Saturday, July 29, 2017


     Dan told me yesterday that he has pancreatic cancer. He's a older client that I've befriended. One of my co-workers found out in advance and gave me a head's up, trying to ease my grief, but it didn't make a difference when he looked me in the eye.
     In his early 80's, you'd never guess it. Smart and quick witted, funny, and always on the move, Dan just doesn't slow down. He spent his working life as a man of finance and industry, made a fortune and protected it all for his kids and grandchildren. The last ten years have been spent in twice daily visits to a nursing home where his wife resides. She's long since forgotten who he is, but he goes morning at night to help her eat, to sit by her side, to just be there.
     He told me that he's got weeks of chemo scheduled, then weeks of radiation, and then finally surgery to cut the remaining tumor out. Dan told me that he's going to remain positive, but he's concerned.  His kidneys function at about 30%, and although he's been taking all necessary measures to mitigate any issue from that for years, his doctors are concerned about what impact the cancer treatment will have on them. He told me he's had a good run.
     This caused me to get weepy and say that his wife needed him around, and that's when Dan quickly shut my sentimentality down. He told me that she was extremely well cared for in the nursing home. She wants for nothing. But she has no idea who he is. He comes and goes without acknowledgement and with no expectation. He said, Heather, she stares off into space, has a hard time swallowing and has long since stopped being able to dance with me. And at that last image, my facade broke and I had to stop looking at him while he spoke.
     He told me about his upcoming plans and that I would probably not see a lot of him over the next couple of months, as he figured he'd be wiped out from the treatments. He also told me that he's going to a show downtown next week and he bought orchestra seats for himself and his daughter, figuring, what the hell ... why not. Why fuss and fret over the cost at this point, he said. He stood up and told me that he was going to be positive and that I shouldn't worry. Then he hugged me goodbye -- hugged me hard -- and whispered in my ear that it had been nice knowing me.
     It feels some days as though the older I get, the more I say goodbye.

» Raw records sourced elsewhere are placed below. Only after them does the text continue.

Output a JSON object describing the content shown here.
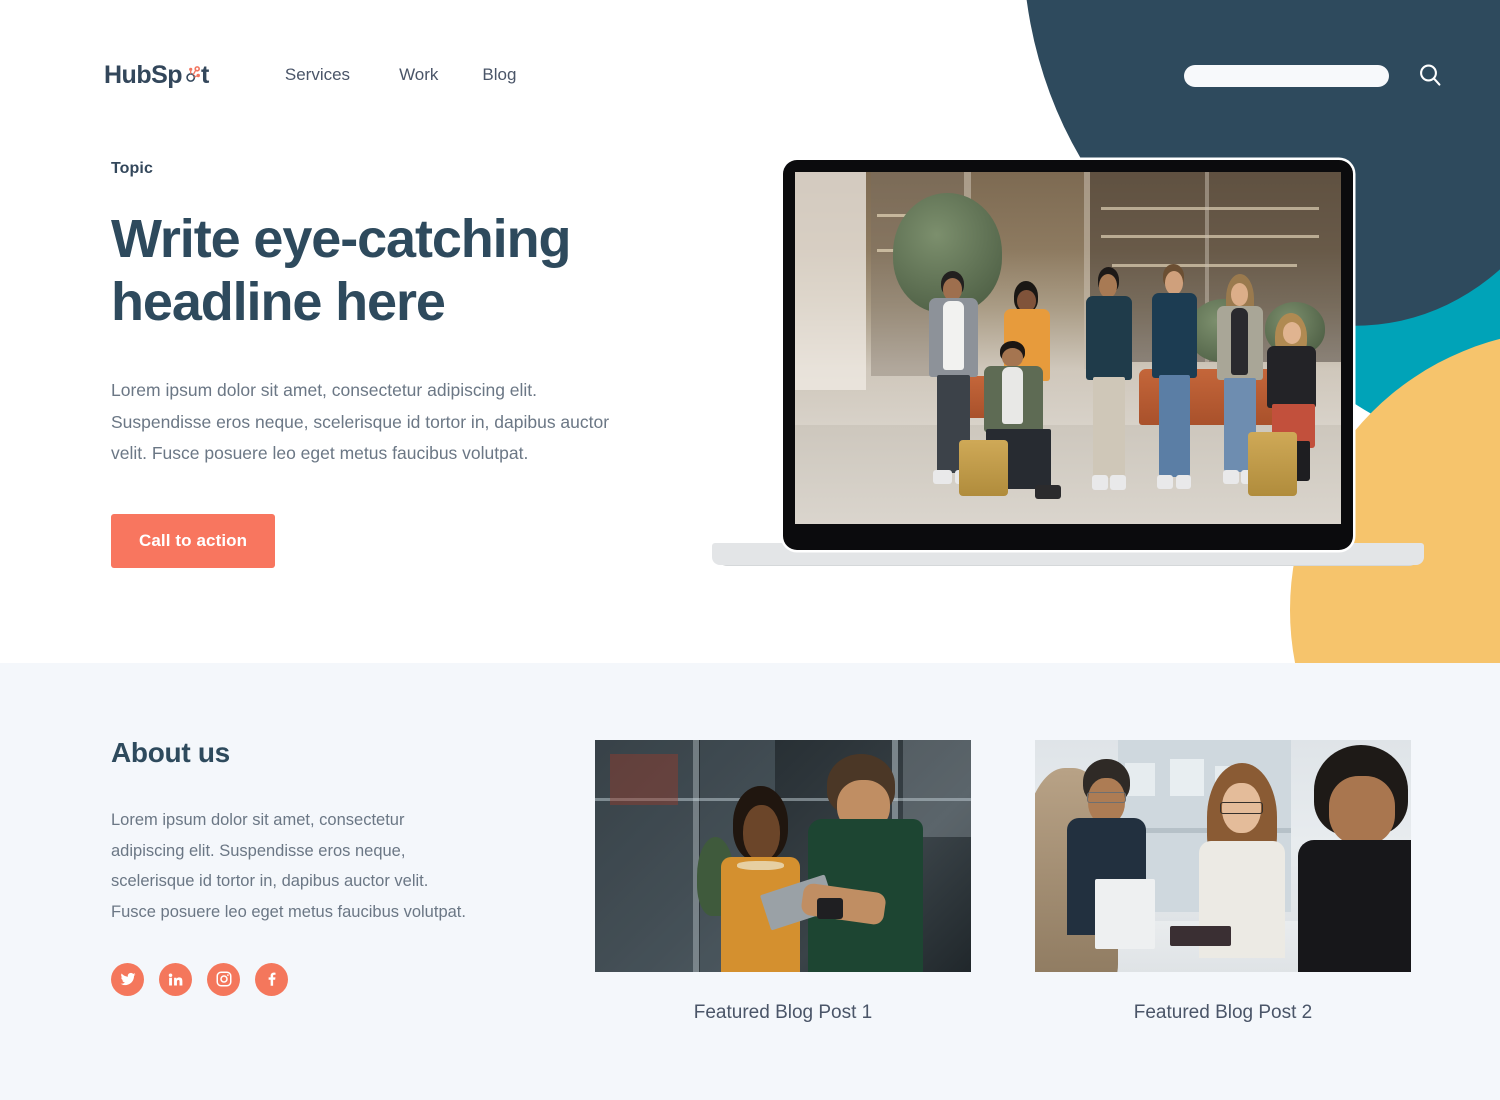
{
  "brand": {
    "logo_text_1": "HubSp",
    "logo_text_2": "t",
    "logo_name": "HubSpot"
  },
  "colors": {
    "navy": "#2E4A5D",
    "teal": "#00A3B8",
    "yellow": "#F6C46C",
    "coral": "#F8765F",
    "body_text": "#6B7785",
    "section_bg": "#F4F7FB"
  },
  "nav": {
    "items": [
      {
        "label": "Services"
      },
      {
        "label": "Work"
      },
      {
        "label": "Blog"
      }
    ]
  },
  "search": {
    "value": "",
    "placeholder": "",
    "icon": "search-icon"
  },
  "hero": {
    "topic": "Topic",
    "headline_line_1": "Write eye-catching",
    "headline_line_2": "headline here",
    "body": "Lorem ipsum dolor sit amet, consectetur adipiscing elit. Suspendisse eros neque, scelerisque id tortor in, dapibus auctor velit. Fusce posuere leo eget metus faucibus volutpat.",
    "cta_label": "Call to action",
    "device_image_alt": "team-group-photo"
  },
  "about": {
    "title": "About us",
    "body": "Lorem ipsum dolor sit amet, consectetur adipiscing elit. Suspendisse eros neque, scelerisque id tortor in, dapibus auctor velit. Fusce posuere leo eget metus faucibus volutpat.",
    "socials": [
      {
        "name": "twitter-icon",
        "label": "Twitter"
      },
      {
        "name": "linkedin-icon",
        "label": "LinkedIn"
      },
      {
        "name": "instagram-icon",
        "label": "Instagram"
      },
      {
        "name": "facebook-icon",
        "label": "Facebook"
      }
    ]
  },
  "blog": {
    "posts": [
      {
        "caption": "Featured Blog Post 1",
        "image_alt": "two-colleagues-with-tablet"
      },
      {
        "caption": "Featured Blog Post 2",
        "image_alt": "meeting-around-table"
      }
    ]
  }
}
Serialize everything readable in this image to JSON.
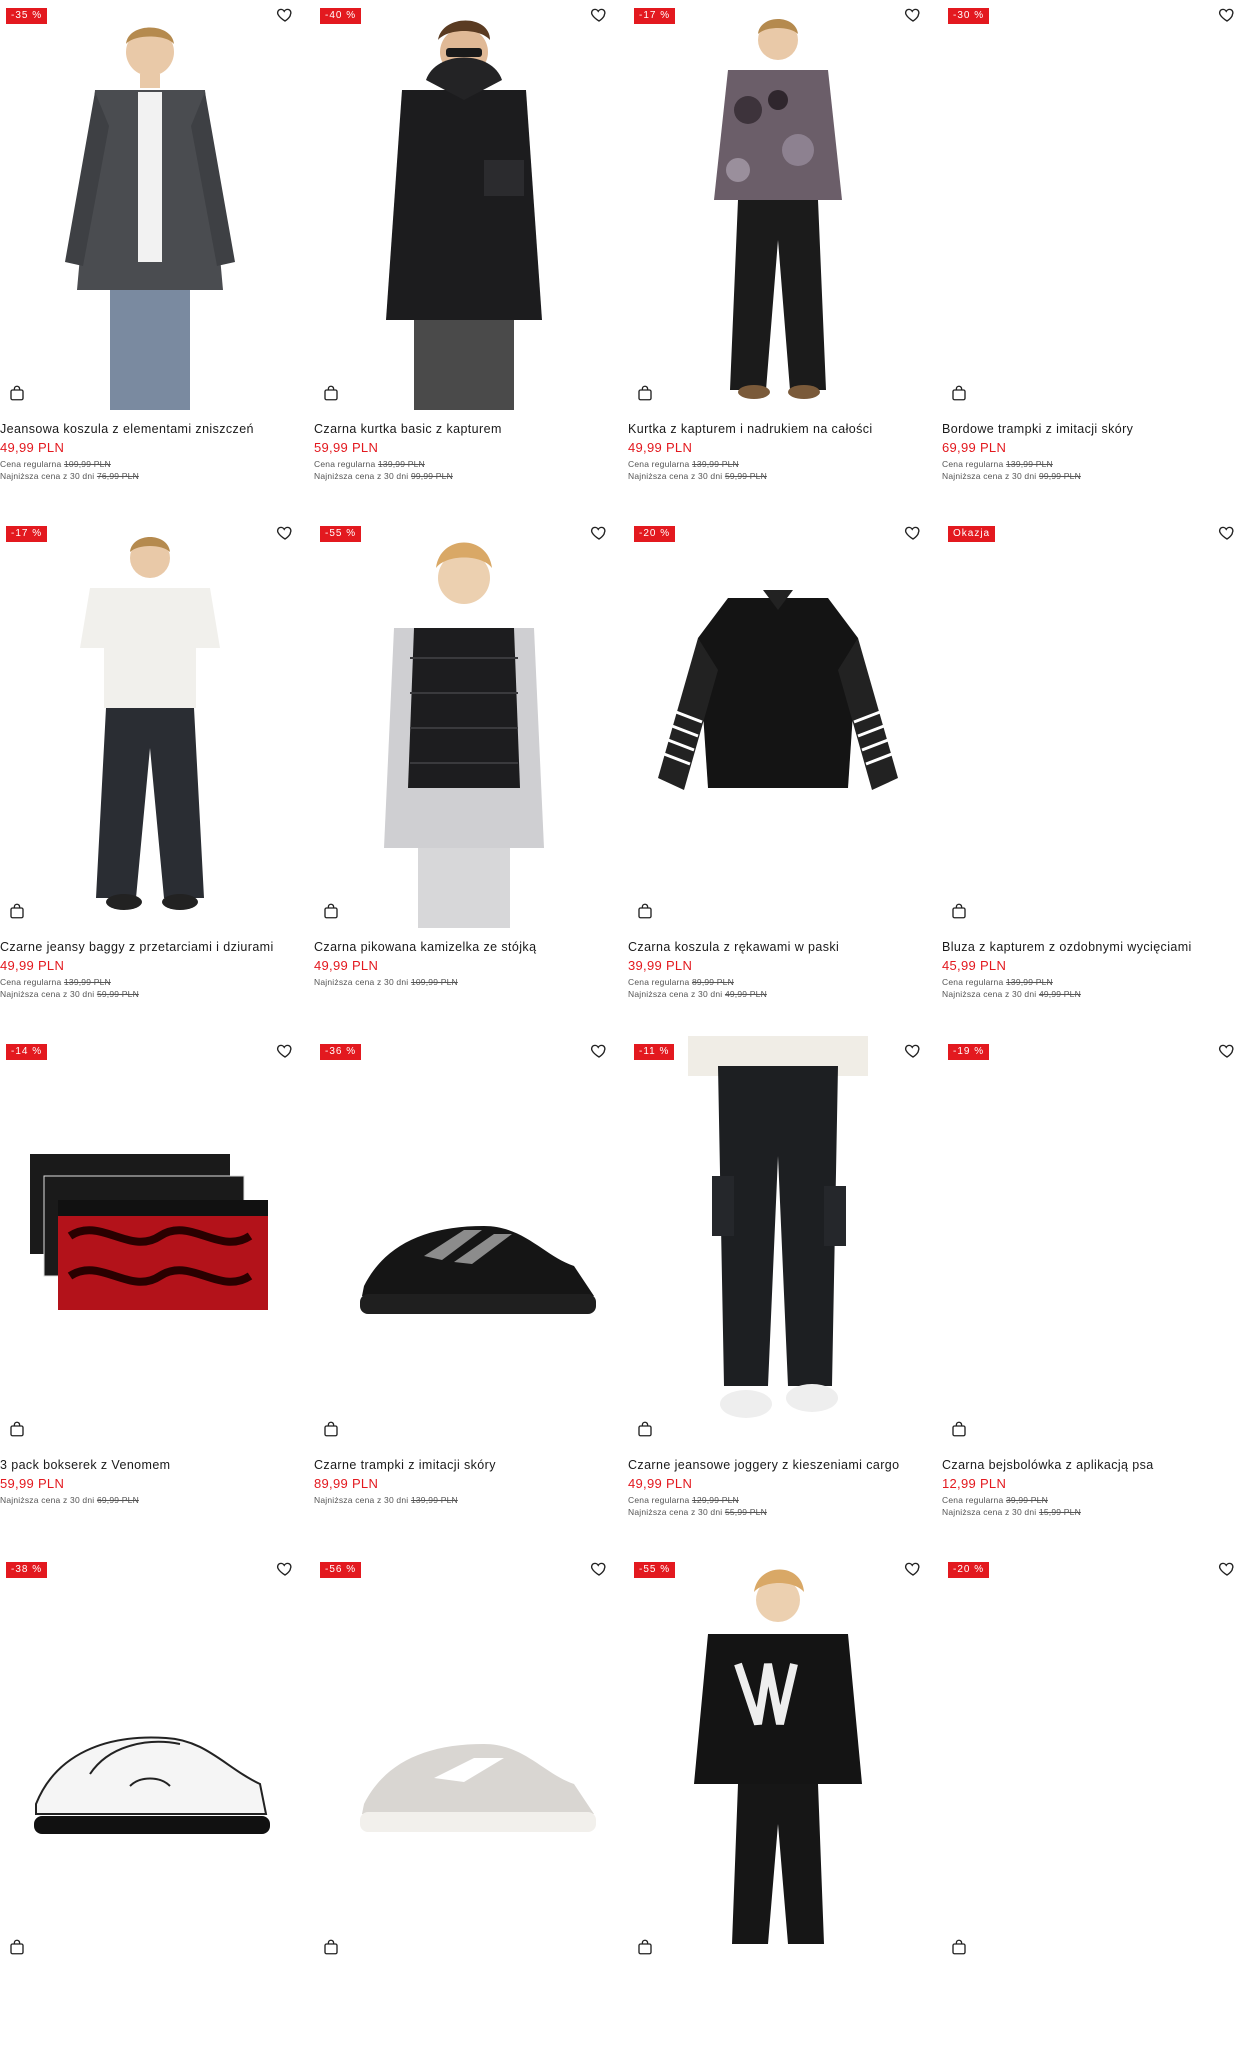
{
  "colors": {
    "badge": "#e3191f",
    "price": "#e3191f"
  },
  "labels": {
    "regular": "Cena regularna",
    "lowest": "Najniższa cena z 30 dni"
  },
  "products": [
    {
      "badge": "-35 %",
      "name": "Jeansowa koszula z elementami zniszczeń",
      "price": "49,99 PLN",
      "regular": "109,99 PLN",
      "lowest": "76,99 PLN",
      "icon": "denim-shirt-model"
    },
    {
      "badge": "-40 %",
      "name": "Czarna kurtka basic z kapturem",
      "price": "59,99 PLN",
      "regular": "139,99 PLN",
      "lowest": "99,99 PLN",
      "icon": "black-jacket-model"
    },
    {
      "badge": "-17 %",
      "name": "Kurtka z kapturem i nadrukiem na całości",
      "price": "49,99 PLN",
      "regular": "139,99 PLN",
      "lowest": "59,99 PLN",
      "icon": "camo-jacket-model"
    },
    {
      "badge": "-30 %",
      "name": "Bordowe trampki z imitacji skóry",
      "price": "69,99 PLN",
      "regular": "139,99 PLN",
      "lowest": "99,99 PLN",
      "icon": "empty-image"
    },
    {
      "badge": "-17 %",
      "name": "Czarne jeansy baggy z przetarciami i dziurami",
      "price": "49,99 PLN",
      "regular": "139,99 PLN",
      "lowest": "59,99 PLN",
      "icon": "baggy-jeans-model"
    },
    {
      "badge": "-55 %",
      "name": "Czarna pikowana kamizelka ze stójką",
      "price": "49,99 PLN",
      "regular": "",
      "lowest": "109,99 PLN",
      "icon": "puffer-vest-model"
    },
    {
      "badge": "-20 %",
      "name": "Czarna koszula z rękawami w paski",
      "price": "39,99 PLN",
      "regular": "89,99 PLN",
      "lowest": "49,99 PLN",
      "icon": "striped-sleeve-shirt"
    },
    {
      "badge": "Okazja",
      "name": "Bluza z kapturem z ozdobnymi wycięciami",
      "price": "45,99 PLN",
      "regular": "139,99 PLN",
      "lowest": "49,99 PLN",
      "icon": "empty-image"
    },
    {
      "badge": "-14 %",
      "name": "3 pack bokserek z Venomem",
      "price": "59,99 PLN",
      "regular": "",
      "lowest": "69,99 PLN",
      "icon": "venom-boxers"
    },
    {
      "badge": "-36 %",
      "name": "Czarne trampki z imitacji skóry",
      "price": "89,99 PLN",
      "regular": "",
      "lowest": "139,99 PLN",
      "icon": "black-sneaker"
    },
    {
      "badge": "-11 %",
      "name": "Czarne jeansowe joggery z kieszeniami cargo",
      "price": "49,99 PLN",
      "regular": "129,99 PLN",
      "lowest": "55,99 PLN",
      "icon": "cargo-joggers-model"
    },
    {
      "badge": "-19 %",
      "name": "Czarna bejsbolówka z aplikacją psa",
      "price": "12,99 PLN",
      "regular": "39,99 PLN",
      "lowest": "15,99 PLN",
      "icon": "empty-image"
    },
    {
      "badge": "-38 %",
      "name": "",
      "price": "",
      "regular": "",
      "lowest": "",
      "icon": "white-graffiti-sneaker"
    },
    {
      "badge": "-56 %",
      "name": "",
      "price": "",
      "regular": "",
      "lowest": "",
      "icon": "grey-sneaker"
    },
    {
      "badge": "-55 %",
      "name": "",
      "price": "",
      "regular": "",
      "lowest": "",
      "icon": "black-fleece-model"
    },
    {
      "badge": "-20 %",
      "name": "",
      "price": "",
      "regular": "",
      "lowest": "",
      "icon": "empty-image"
    }
  ]
}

Monday, July 10, 2017

Tonight's thoughts

     It's been a rough couple of months for me and mine since I last wrote to you, my loves. May is a really icky month, between Mom's birthday and Mother's Day, and this year it was made all the tougher by my job not honoring my request for the day off. My sister and I still went to Mom's grave, but it was two days before her birthday. We had to turn and burn to get there and back in a day and a half. It also impacted Mother's Day morning with my kids, which led to a whole other level of guilt. The schedule hasn't gotten any better, and it's wearing me thin. So thin in fact that I got the flu and was sick throughout the bulk of June. And now here we sit in July, the year half complete, babies older and hopefully we're a little wiser.
     But amidst this brouhaha, an amazing thing has happened. My first book of poetry has been released with Nixes Mate Books. I tell you this not to shamelessly hustle, but to share the enormity of this moment. Over these posts, I have described that my faith, music and words have in various parts of my life kept me alive, and sometimes not in that order. I'm not speaking in hyperbole. Books were a means to escape, to learn, to change, to become a better version of me. I've been writing poetry since the fourth grade. In  my teenage years, I kept most of it kept to myself and shared only occasionally with mom. Man, it was angsty and dark and filled with unrequited love.
     In college, I spent more time writing non-fiction, getting my poetry fix through Forensics and hours spent in the theater, my longed for vocation. Later in my twenties, I would ride the subway in Boston and write in notebooks. There were poems for babies that didn't exist yet, for worries for the future, for boys I loved. Then the children came and everything changed, as it does for most of us. Meanwhile, I worked for a bookstore, so I was around books all the time. I was always waiting to be found out as a fraud. Everyone I worked with read fiction and the classics, some could wax on about esoteric themes in literature, others had read every bestseller ever. I was the girl who read comic books and poetry and philosophy, so I memorized all the book jackets and learned how to confidently upsell something I had never cracked open.
     Books are light. They are freedom. They are hope. Unlike your pants, they never stop fitting, although you can outgrow them. They are knowledge, commiseration and growth. The first time I saw one of my poems online and then in print, I was giddy. Mom made sure we had library cards the moment we could print our names. To have a book with my name on the front cover would thrill her to no end. She was a writer, too. Honestly, she could do anything creative if she gave thought to it. I wrote her a poem for her birthday more than fifteen years ago. It was super sappy, and she ate it up. After her death, we eventually moved her desk into our bedroom. I haven't removed a thing from its original spot, other than to give my siblings their baby books that she kept in the lower right hand drawer. I've added a few items of mine in the hope that they will absorb her magic. I found the envelope with that poem I wrote her tucked between some files. She's in a lot of this book. I think she'd like that.